So biologically, a community is ALL the organisms. Because they all do interact with each other, either directly or indirectly. All the populations in the Brazos Valley. The population of goatweeds and of mosquitoes and of humans – all those populations of organism together form the community of the Brazos Valley, along with all the millions more populations of organisms. When I say millions, we must consider the good rich soil of the bottom-land and all the other places where there are – yes – millions of different kinds of micro-organisms contributing to Life, if we haven’t killed them off, and all the plants and all the insects, the spiders that used to live here and everything else that is alive. That is the biological definition of community.

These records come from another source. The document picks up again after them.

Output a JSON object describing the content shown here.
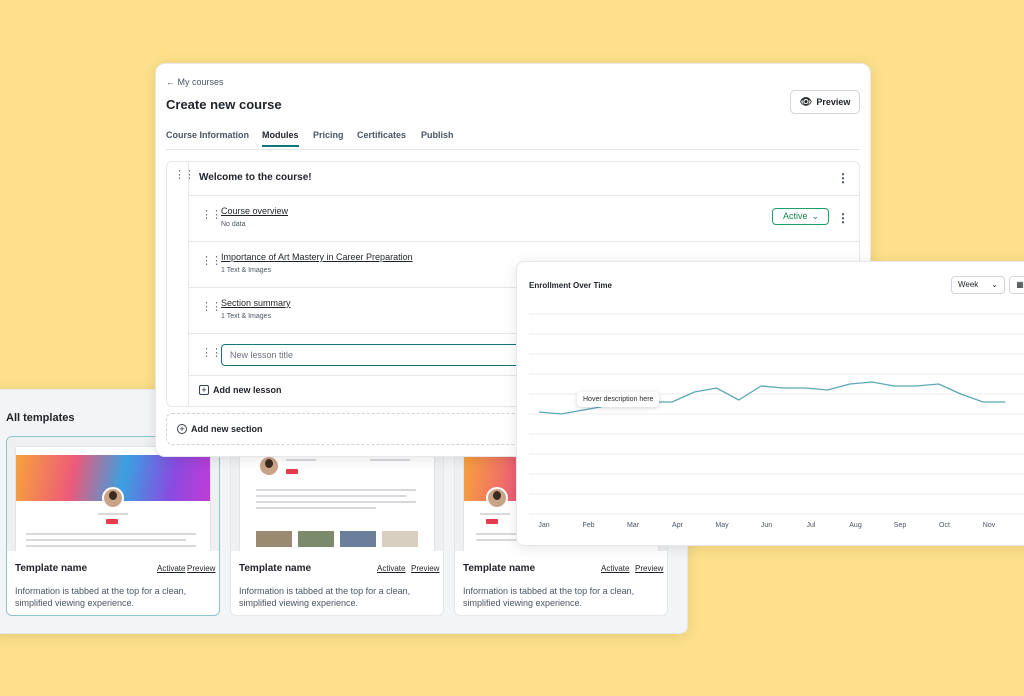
{
  "templates": {
    "title": "All templates",
    "cards": [
      {
        "name": "Template name",
        "activate": "Activate",
        "preview": "Preview",
        "description": "Information is tabbed at the top for a clean, simplified viewing experience."
      },
      {
        "name": "Template name",
        "activate": "Activate",
        "preview": "Preview",
        "description": "Information is tabbed at the top for a clean, simplified viewing experience."
      },
      {
        "name": "Template name",
        "activate": "Activate",
        "preview": "Preview",
        "description": "Information is tabbed at the top for a clean, simplified viewing experience."
      }
    ]
  },
  "course": {
    "back_label": "My courses",
    "title": "Create new course",
    "preview_label": "Preview",
    "tabs": [
      "Course Information",
      "Modules",
      "Pricing",
      "Certificates",
      "Publish"
    ],
    "active_tab": "Modules",
    "section_title": "Welcome to the course!",
    "lessons": [
      {
        "title": "Course overview",
        "subtitle": "No data",
        "status": "Active"
      },
      {
        "title": "Importance of Art Mastery in Career Preparation",
        "subtitle": "1 Text & Images"
      },
      {
        "title": "Section summary",
        "subtitle": "1 Text & Images"
      }
    ],
    "new_lesson_placeholder": "New lesson title",
    "add_lesson_label": "Add new lesson",
    "add_section_label": "Add new section"
  },
  "enrollment": {
    "title": "Enrollment Over Time",
    "period": "Week",
    "tooltip": "Hover description here",
    "line_color": "#5aa7b8"
  },
  "chart_data": {
    "type": "line",
    "title": "Enrollment Over Time",
    "categories": [
      "Jan",
      "Feb",
      "Mar",
      "Apr",
      "May",
      "Jun",
      "Jul",
      "Aug",
      "Sep",
      "Oct",
      "Nov"
    ],
    "x": [
      "Jan",
      "",
      "Feb",
      "",
      "Mar",
      "",
      "Apr",
      "",
      "May",
      "",
      "Jun",
      "",
      "Jul",
      "",
      "Aug",
      "",
      "Sep",
      "",
      "Oct",
      "",
      "Nov",
      ""
    ],
    "series": [
      {
        "values": [
          51,
          50,
          52,
          54,
          56,
          56,
          56,
          61,
          63,
          57,
          64,
          63,
          63,
          62,
          65,
          66,
          64,
          64,
          65,
          60,
          56,
          56
        ]
      }
    ],
    "ylim": [
      0,
      100
    ],
    "grid": true
  }
}
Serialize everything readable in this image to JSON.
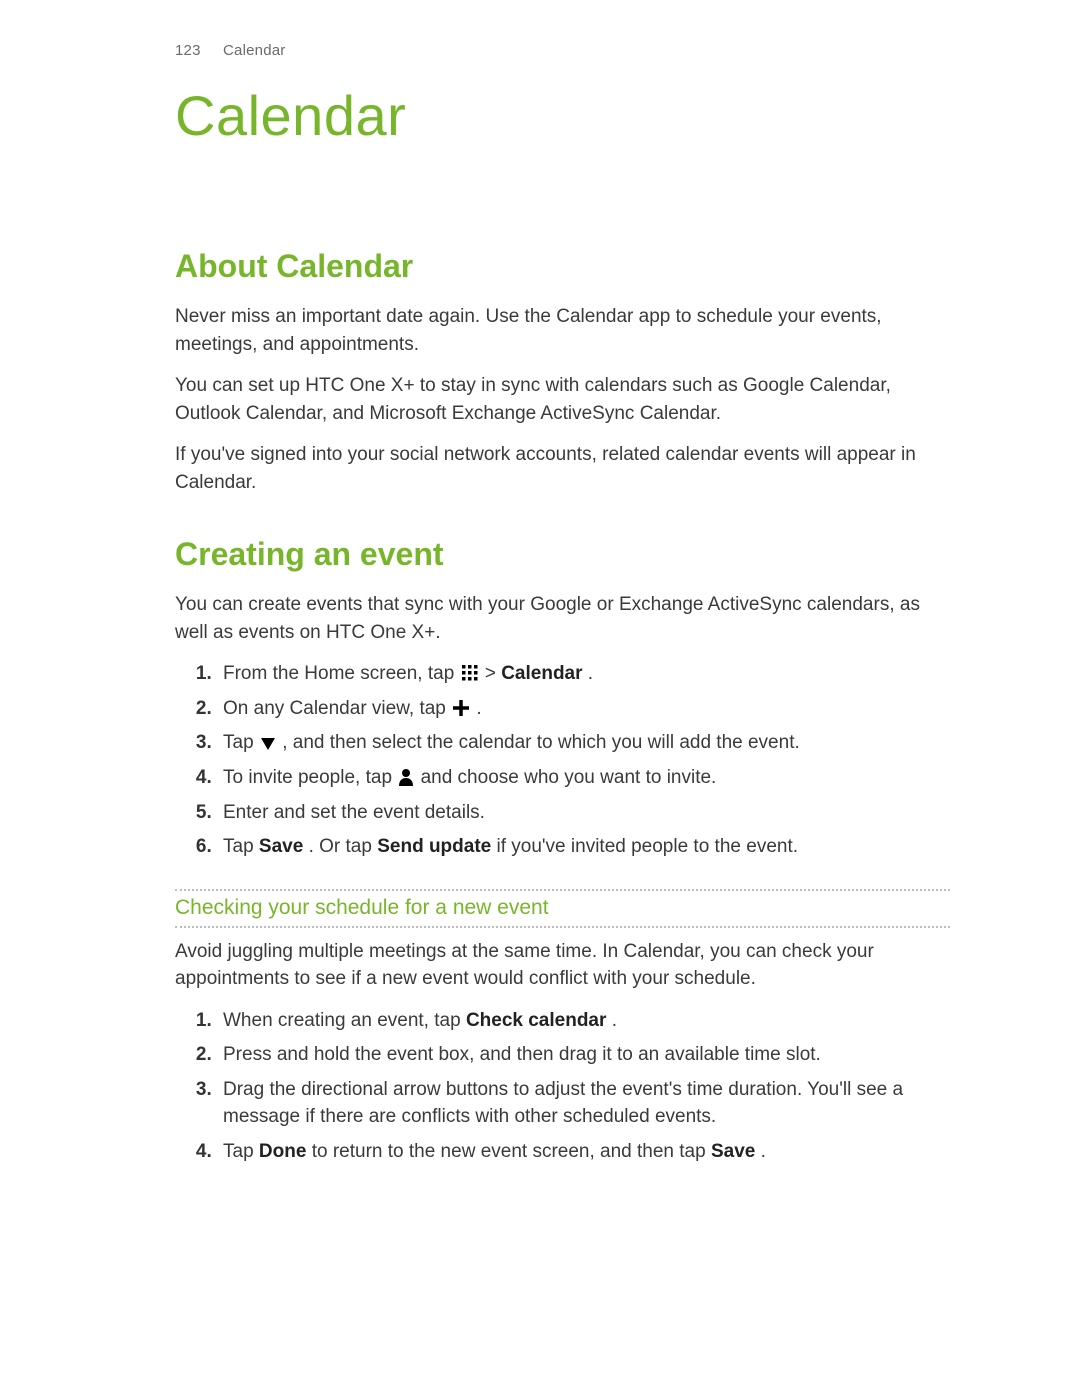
{
  "header": {
    "page_number": "123",
    "section_name": "Calendar"
  },
  "chapter_title": "Calendar",
  "about": {
    "heading": "About Calendar",
    "p1": "Never miss an important date again. Use the Calendar app to schedule your events, meetings, and appointments.",
    "p2": "You can set up HTC One X+ to stay in sync with calendars such as Google Calendar, Outlook Calendar, and Microsoft Exchange ActiveSync Calendar.",
    "p3": "If you've signed into your social network accounts, related calendar events will appear in Calendar."
  },
  "creating": {
    "heading": "Creating an event",
    "intro": "You can create events that sync with your Google or Exchange ActiveSync calendars, as well as events on HTC One X+.",
    "steps": {
      "s1_a": "From the Home screen, tap ",
      "s1_b": " > ",
      "s1_c": "Calendar",
      "s1_d": ".",
      "s2_a": "On any Calendar view, tap ",
      "s2_b": ".",
      "s3_a": "Tap ",
      "s3_b": ", and then select the calendar to which you will add the event.",
      "s4_a": "To invite people, tap ",
      "s4_b": " and choose who you want to invite.",
      "s5": "Enter and set the event details.",
      "s6_a": "Tap ",
      "s6_b": "Save",
      "s6_c": ". Or tap ",
      "s6_d": "Send update",
      "s6_e": " if you've invited people to the event."
    }
  },
  "checking": {
    "heading": "Checking your schedule for a new event",
    "intro": "Avoid juggling multiple meetings at the same time. In Calendar, you can check your appointments to see if a new event would conflict with your schedule.",
    "steps": {
      "s1_a": "When creating an event, tap ",
      "s1_b": "Check calendar",
      "s1_c": ".",
      "s2": "Press and hold the event box, and then drag it to an available time slot.",
      "s3": "Drag the directional arrow buttons to adjust the event's time duration. You'll see a message if there are conflicts with other scheduled events.",
      "s4_a": "Tap ",
      "s4_b": "Done",
      "s4_c": " to return to the new event screen, and then tap ",
      "s4_d": "Save",
      "s4_e": "."
    }
  },
  "icons": {
    "apps_grid": "apps-grid-icon",
    "plus": "plus-icon",
    "triangle_down": "triangle-down-icon",
    "person": "person-icon"
  }
}
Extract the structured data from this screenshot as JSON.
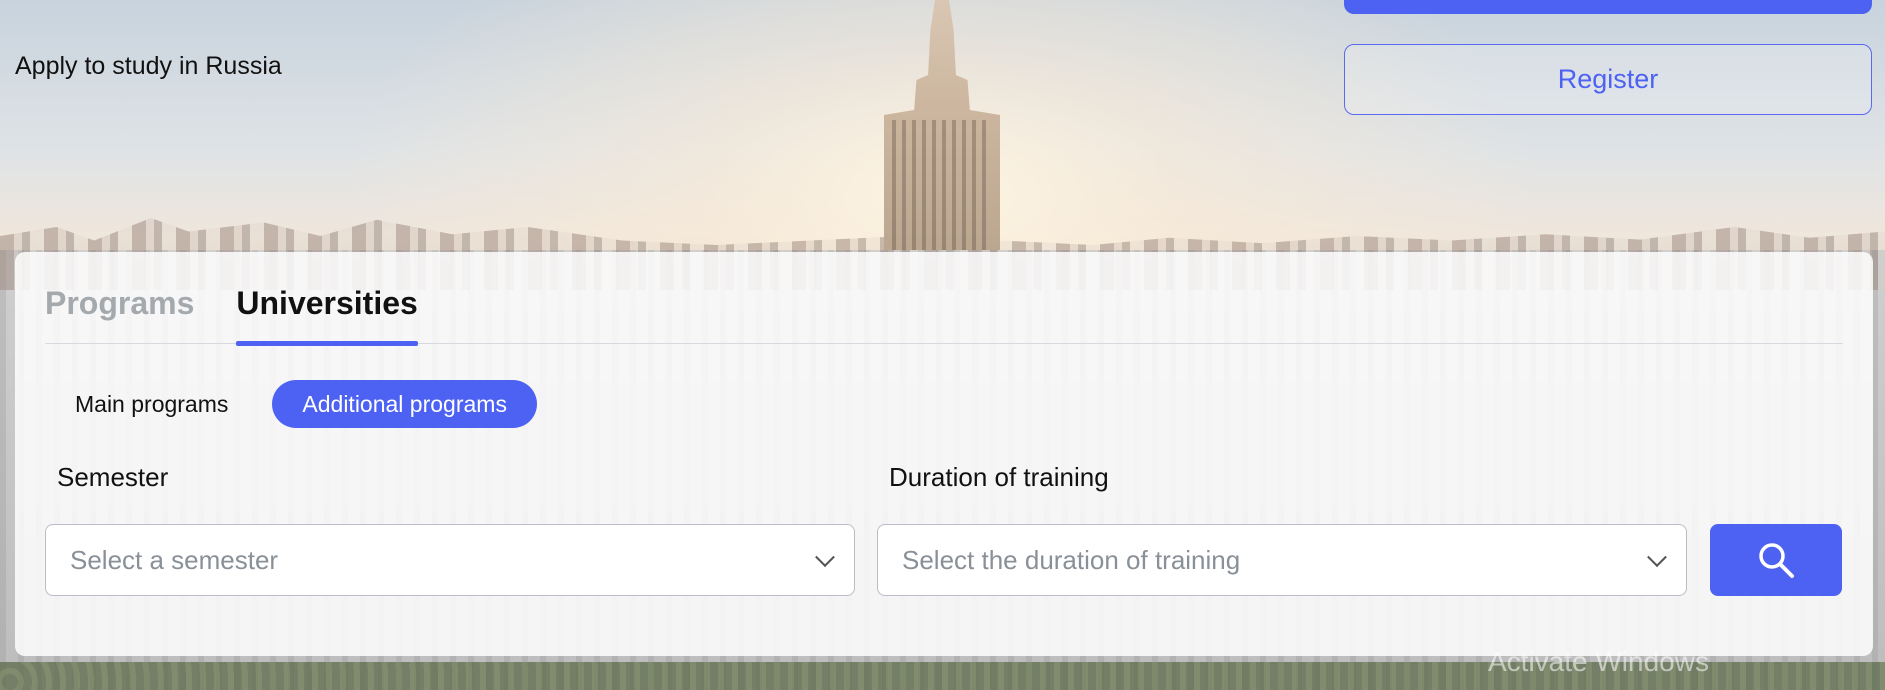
{
  "header": {
    "tagline": "Apply to study in Russia",
    "register_label": "Register"
  },
  "search": {
    "tabs": [
      {
        "label": "Programs",
        "active": false
      },
      {
        "label": "Universities",
        "active": true
      }
    ],
    "program_types": [
      {
        "label": "Main programs",
        "active": false
      },
      {
        "label": "Additional programs",
        "active": true
      }
    ],
    "semester": {
      "label": "Semester",
      "placeholder": "Select a semester"
    },
    "duration": {
      "label": "Duration of training",
      "placeholder": "Select the duration of training"
    },
    "search_button_icon": "search-icon"
  },
  "system": {
    "watermark": "Activate Windows"
  },
  "colors": {
    "accent": "#4d61f2",
    "text": "#111111",
    "inactive_tab": "#a4a9ae",
    "placeholder": "#8a9098"
  }
}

So it seems that everyone who is using the word community is not talking about the same thing – but we all are right. Whenever everyone is right, and they are all using the same words to mean different things, that is a perfect setup for arguments. But why argue? We do want the same thing; we only need to know what it is.

I believe a human community is a group of people who interact with each other in emotional and social ways very much like the organisms of a biological community interact among themselves in biological ways. Why? The function of biological communities is to promote the welfare of Life Itself. The valid function of human communities is also to serve Life — so that Life may provide for us the earth, air, fire and water that we require to maintain our human communities.

By that definition, I see very few human communities in this country. And very little community building.

This blog is an expanded version of Bare Bones Biology radio program that is playing
this week on KEOS Radio, 98.1 FM, Bryan, Texas. The podcast can be downloaded at

Tags: community_building, biology, addiction, population, social_sciences, social_species, networks, community

Recommended References:
Previous Bare Bones Biology in this series on community
Bare Bones Biology 127 – community
Bare Bones Biology 128 – community

Odum, Eugene P. Fundamentals of Ecology, any edition, the “bible” of ecology
Krebs, Charles. 2008. The Ecological World View. University of California Press